carlos rafaelProsecutors have received an extension of the deadline to indict local fishing magnate Carlos Rafael, a U.S. District Court spokesperson confirmed Friday. The length of the deadline’s extension was not disclosed. Rafael, 63, was arrested Feb. 26 on charges of conspiracy and submitting falsified records to the government, after federal authorities raided the building on New Bedford’s waterfront. He was released March 2 on a $1 million bond, with conditions including a monitoring bracelet and nightly curfew at his Dartmouth home. Read the story here 07:29

Stonington Maine man pleads guilty to setting fire to lobster boat

judgementA local man has pleaded guilty in federal court to setting fire to another man’s lobster boat, according to a federal prosecutor. Jeremy Eaton, 39, faces up to 20 years in prison and a $250,000 fine for setting the fire, which destroyed the fishing boat Heritage on the night of April 16, 2014, according to documents on file in the publicly accessible online document database for U.S. District Court in Bangor. In a prepared statement released late Friday, the U.S attorney’s office for Maine said that on the night of the fire, Eaton walked to the harbor in Stonington, removed gasoline cans from a skiff tied to a dock and then used a small boat to ferry himself and the gas cans to a fiberglass lobster boat moored in the harbor. Read the rest here 08:15

Fishermen await decision about at-sea monitoring lawsuit

judgementCONCORD, N.H. (AP) — East Coast fishermen are awaiting a judge’s decision about their contention that the federal government’s plan to hand them the cost of at-sea monitoring is illegal. The fishermen’s challenge was the subject of a hearing at U.S. District Court in Concord on Thursday. The judge didn’t issue an order from the bench, so a decision is expected in the future. Link 17:39

Lawyer requests former co-op manager serve 45 days for lobster scheme

The recommendation for a sentence for 53-year-old Robert Thompson of St. George was filed Friday by attorney Walter McKee. The U.S. attorney’s office has until Tuesday to file its recommended sentence. Federal sentencing guidelines call for a prison term of 41 to 51 months. Thompson could also be fined up to $250,000. Read the rest here 11:53
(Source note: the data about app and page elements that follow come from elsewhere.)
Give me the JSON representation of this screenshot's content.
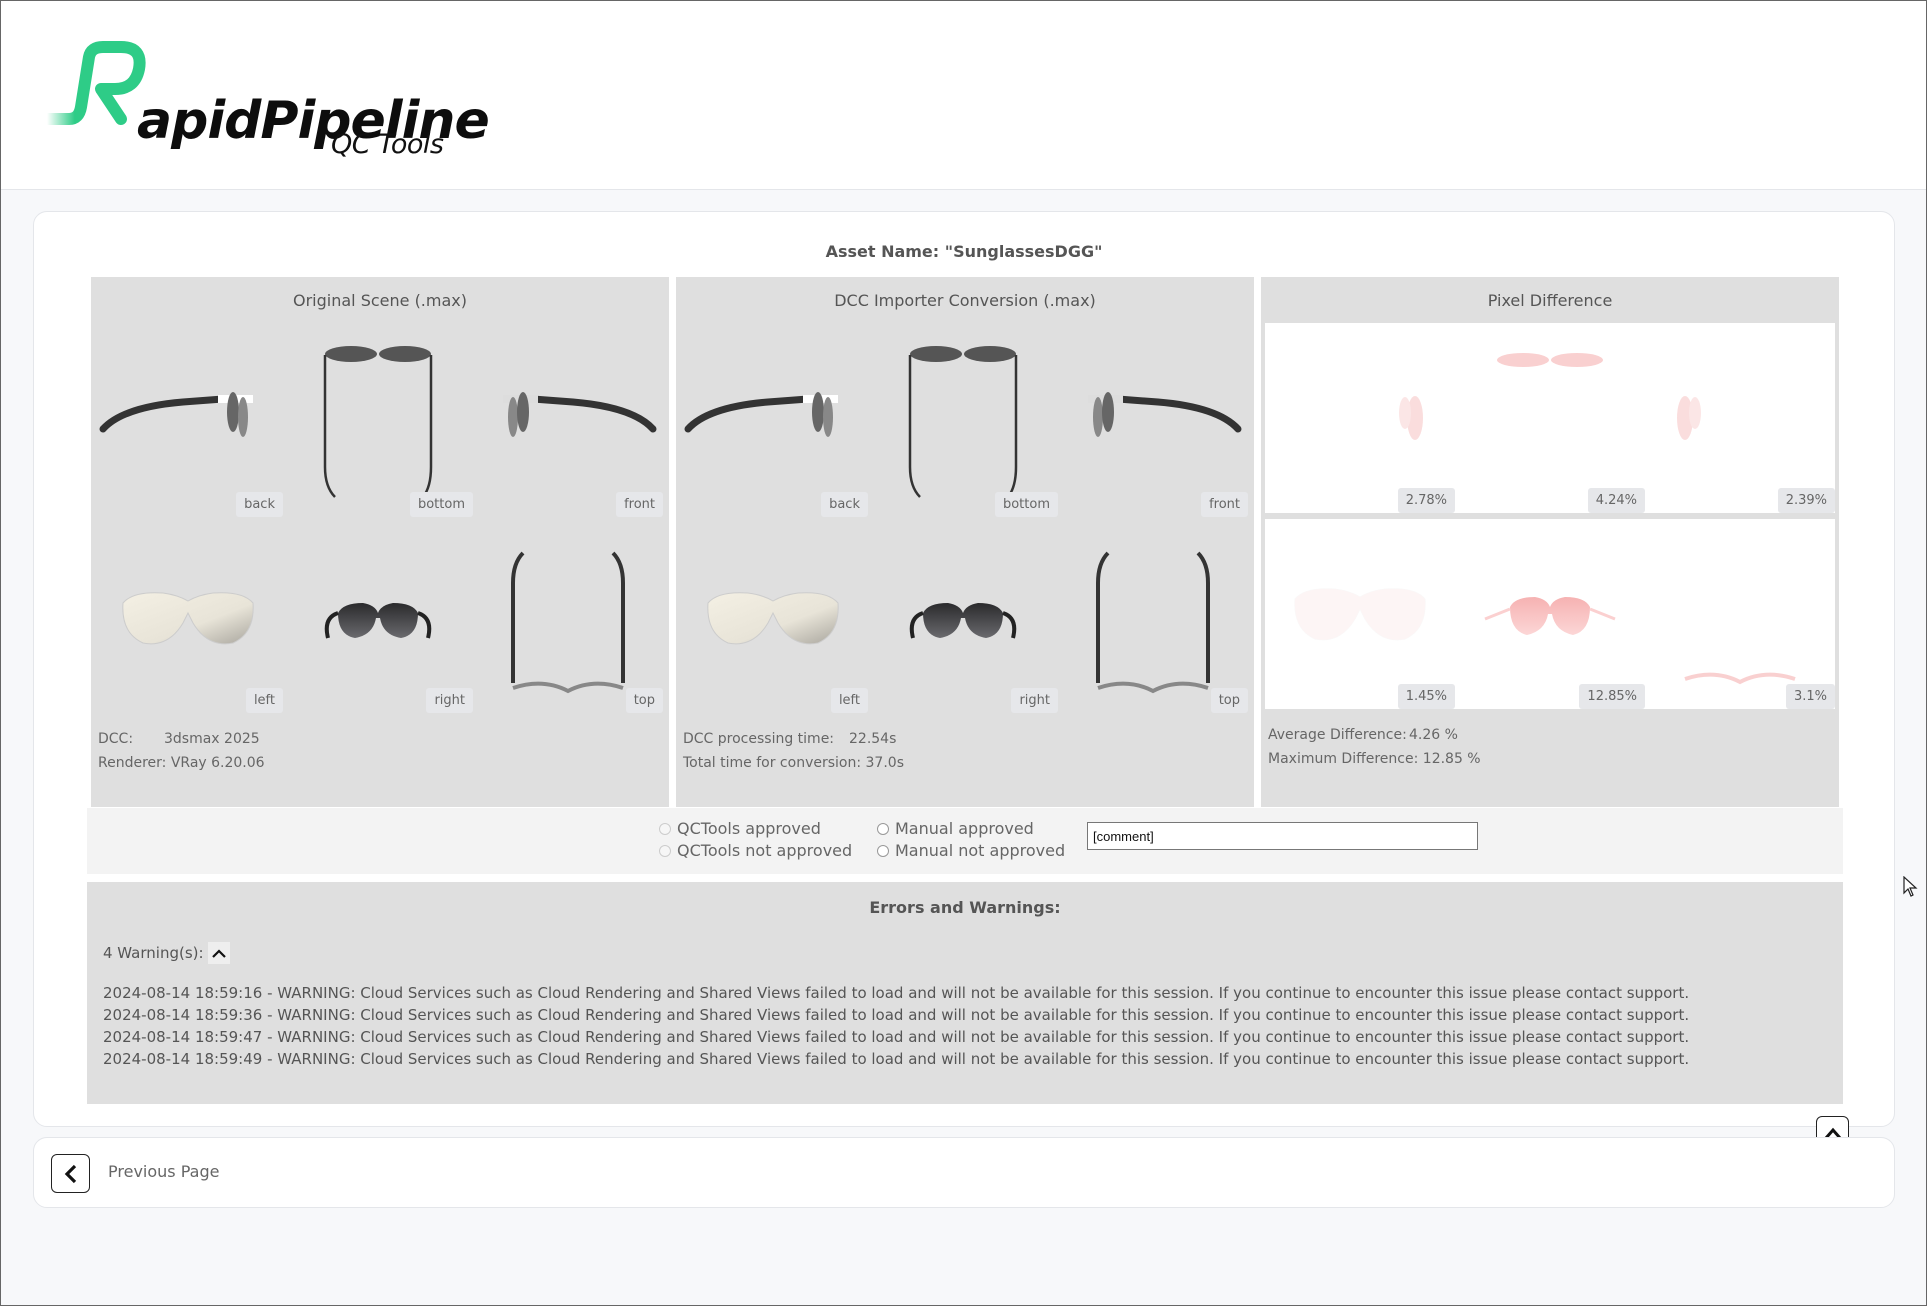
{
  "header": {
    "logo_text": "RapidPipeline",
    "logo_letter": "R",
    "logo_word_rest": "apidPipeline",
    "subtitle": "QC Tools",
    "brand_color": "#2ecc87"
  },
  "asset": {
    "label": "Asset Name: \"SunglassesDGG\""
  },
  "panels": {
    "original": {
      "title": "Original Scene (.max)",
      "views": [
        "back",
        "bottom",
        "front",
        "left",
        "right",
        "top"
      ],
      "info": [
        {
          "label": "DCC:",
          "value": "3dsmax 2025"
        },
        {
          "label": "Renderer:",
          "value": "VRay 6.20.06"
        }
      ]
    },
    "conversion": {
      "title": "DCC Importer Conversion (.max)",
      "views": [
        "back",
        "bottom",
        "front",
        "left",
        "right",
        "top"
      ],
      "info": [
        {
          "label": "DCC processing time:",
          "value": "22.54s"
        },
        {
          "label": "Total time for conversion:",
          "value": "37.0s"
        }
      ]
    },
    "difference": {
      "title": "Pixel Difference",
      "values": [
        "2.78%",
        "4.24%",
        "2.39%",
        "1.45%",
        "12.85%",
        "3.1%"
      ],
      "info": [
        {
          "label": "Average Difference:",
          "value": "4.26 %"
        },
        {
          "label": "Maximum Difference:",
          "value": "12.85 %"
        }
      ]
    }
  },
  "approval": {
    "qctools_approved": "QCTools approved",
    "qctools_not_approved": "QCTools not approved",
    "manual_approved": "Manual approved",
    "manual_not_approved": "Manual not approved",
    "comment_value": "[comment]"
  },
  "errors": {
    "title": "Errors and Warnings:",
    "warning_count": "4 Warning(s):",
    "warnings": [
      "2024-08-14 18:59:16 - WARNING: Cloud Services such as Cloud Rendering and Shared Views failed to load and will not be available for this session. If you continue to encounter this issue please contact support.",
      "2024-08-14 18:59:36 - WARNING: Cloud Services such as Cloud Rendering and Shared Views failed to load and will not be available for this session. If you continue to encounter this issue please contact support.",
      "2024-08-14 18:59:47 - WARNING: Cloud Services such as Cloud Rendering and Shared Views failed to load and will not be available for this session. If you continue to encounter this issue please contact support.",
      "2024-08-14 18:59:49 - WARNING: Cloud Services such as Cloud Rendering and Shared Views failed to load and will not be available for this session. If you continue to encounter this issue please contact support."
    ]
  },
  "nav": {
    "previous_label": "Previous Page"
  }
}
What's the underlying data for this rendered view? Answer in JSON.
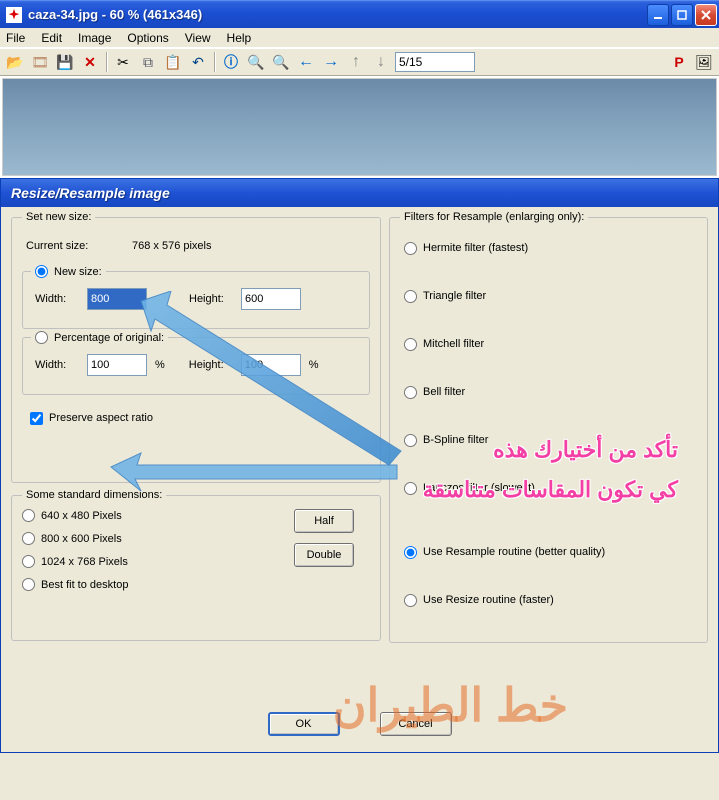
{
  "window": {
    "title": "caza-34.jpg - 60 % (461x346)"
  },
  "menu": {
    "file": "File",
    "edit": "Edit",
    "image": "Image",
    "options": "Options",
    "view": "View",
    "help": "Help"
  },
  "toolbar": {
    "counter": "5/15",
    "p_label": "P"
  },
  "dialog": {
    "title": "Resize/Resample image",
    "set_new_size": "Set new size:",
    "current_size_label": "Current size:",
    "current_size_value": "768  x  576  pixels",
    "new_size_label": "New size:",
    "width_label": "Width:",
    "height_label": "Height:",
    "width_value": "800",
    "height_value": "600",
    "pct_label": "Percentage of original:",
    "pct_width": "100",
    "pct_height": "100",
    "pct_sym": "%",
    "preserve": "Preserve aspect ratio",
    "std_title": "Some standard dimensions:",
    "std1": "640 x 480 Pixels",
    "std2": "800 x 600 Pixels",
    "std3": "1024 x 768 Pixels",
    "std4": "Best fit to desktop",
    "half": "Half",
    "double": "Double",
    "filters_title": "Filters for Resample (enlarging only):",
    "filter1": "Hermite filter (fastest)",
    "filter2": "Triangle filter",
    "filter3": "Mitchell filter",
    "filter4": "Bell filter",
    "filter5": "B-Spline filter",
    "filter6": "Lanczos filter (slowest)",
    "routine1": "Use Resample routine (better quality)",
    "routine2": "Use Resize routine (faster)",
    "ok": "OK",
    "cancel": "Cancel"
  },
  "annotation": {
    "line1": "تأكد من أختيارك هذه",
    "line2": "كي تكون المقاسات متناسقة",
    "watermark": "خط الطيران"
  }
}
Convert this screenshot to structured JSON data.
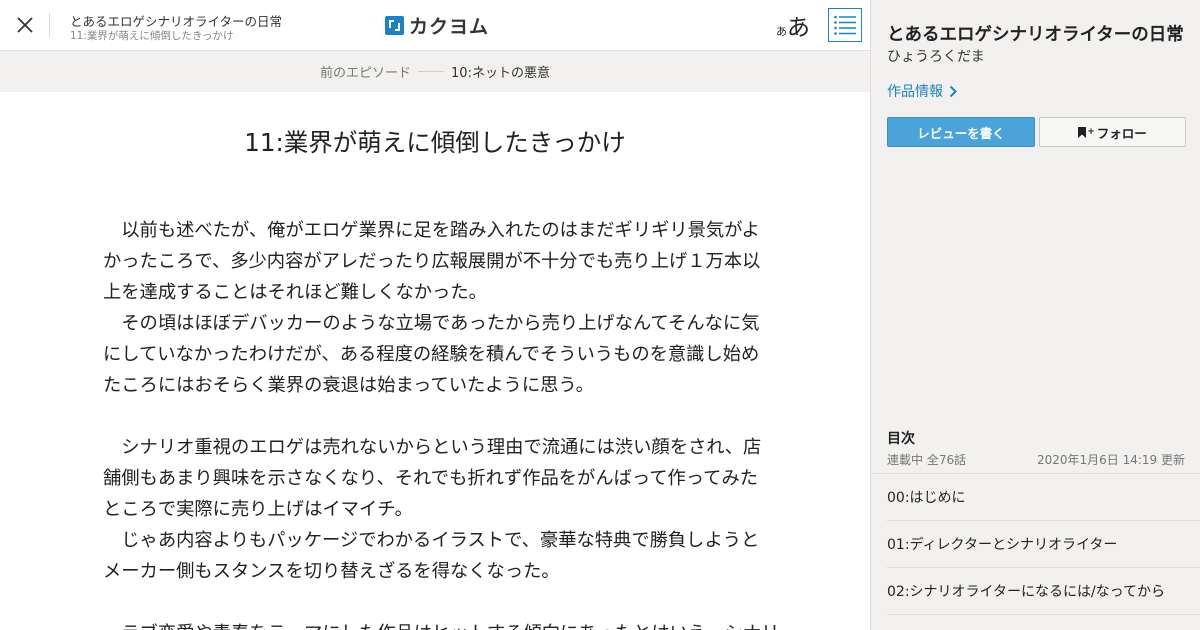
{
  "header": {
    "work_title": "とあるエロゲシナリオライターの日常",
    "episode_title": "11:業界が萌えに傾倒したきっかけ",
    "logo_text": "カクヨム",
    "font_small": "あ",
    "font_large": "あ",
    "icons": {
      "close": "close-icon",
      "logo": "kakuyomu-logo-icon",
      "toc": "list-icon"
    },
    "accent_color": "#1d82c4"
  },
  "episode_nav": {
    "prev_label": "前のエピソード",
    "prev_title": "10:ネットの悪意"
  },
  "episode": {
    "title": "11:業界が萌えに傾倒したきっかけ",
    "lines": [
      "　以前も述べたが、俺がエロゲ業界に足を踏み入れたのはまだギリギリ景気がよ",
      "かったころで、多少内容がアレだったり広報展開が不十分でも売り上げ１万本以",
      "上を達成することはそれほど難しくなかった。",
      "　その頃はほぼデバッカーのような立場であったから売り上げなんてそんなに気",
      "にしていなかったわけだが、ある程度の経験を積んでそういうものを意識し始め",
      "たころにはおそらく業界の衰退は始まっていたように思う。",
      "",
      "　シナリオ重視のエロゲは売れないからという理由で流通には渋い顔をされ、店",
      "舗側もあまり興味を示さなくなり、それでも折れず作品をがんばって作ってみた",
      "ところで実際に売り上げはイマイチ。",
      "　じゃあ内容よりもパッケージでわかるイラストで、豪華な特典で勝負しようと",
      "メーカー側もスタンスを切り替えざるを得なくなった。",
      "",
      "　ラブ恋愛や青春をテーマにした作品はヒットする傾向にあったとはいえ、シナリ"
    ]
  },
  "sidebar": {
    "work_title": "とあるエロゲシナリオライターの日常",
    "author": "ひょうろくだま",
    "info_link": "作品情報",
    "review_button": "レビューを書く",
    "follow_button": "フォロー",
    "icons": {
      "info_chevron": "chevron-right-icon",
      "follow": "bookmark-icon"
    },
    "review_button_color": "#4ba3d9"
  },
  "toc": {
    "heading": "目次",
    "status": "連載中 全76話",
    "updated": "2020年1月6日 14:19 更新",
    "items": [
      "00:はじめに",
      "01:ディレクターとシナリオライター",
      "02:シナリオライターになるには/なってから"
    ]
  }
}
The Green Goon Squad Strikes AGAIN! – NOAA sued again, this time by environmentalists

sct logoNEW BEDFORD — For the second time this week, NOAA has been sued — this time twice — by two environmental groups “Managers should be acting conservatively to steward the remaining fish and the places they have retreated to, not making them more available to the fishing fleet. “Opening up protected areas will not magically create new fish.”  Seafood consultant James Kendall of New Bedford, a former member of the council, said Friday, “I think they’re full of it.”  (oh yes they are, Jim, lawsuits based on random notions!) continued

Eco-Lawsuit Advances against Cape Wind Risk to Right Whale and other Threatened and Endangered Species Litigated

NOTE. Links will be added as they become available.  http://www.milforddailynews.com/news/x493268917/Suit-claims-Cape-Wind-violates-endangered-species-law

Hyannis, Mass.  (October 10, 2012) – Public Employees for Environmental Responsibility  (PEER), the Alliance to Protect Nantucket Sound and other conservation groups  today filed a brief in U.S. District Court for the District of Columbia  detailing Cape Wind’s numerous violations of federal protections for threatened  and endangered species – including the imperiled North Atlantic right whale, one  of the rarest mammals in the world. This suit charges the project violates  three key federal laws – the Endangered Species Act, the Migratory Bird Treaty  Act and the National Environmental Policy Act.

Other plaintiffs include the Cetacean  Society International, Lower Laguna Madre Foundation, Californians for Renewable  Energy, and Three Bays Preservation. This is one of five federal lawsuits facing  Cape Wind, a massive industrial project proposed to cover 25 square miles of  Nantucket Sound with an array of 130 massive turbines – each stretching taller  than the Statue of Liberty.

Today’s brief explains how the mega-project  poses serious risks to the right whale, four species of federally-protected sea  turtles and several species of migratory birds. It also criticizes the lack of oversight  and analysis of the impact of Cape Wind on this critical  habitat.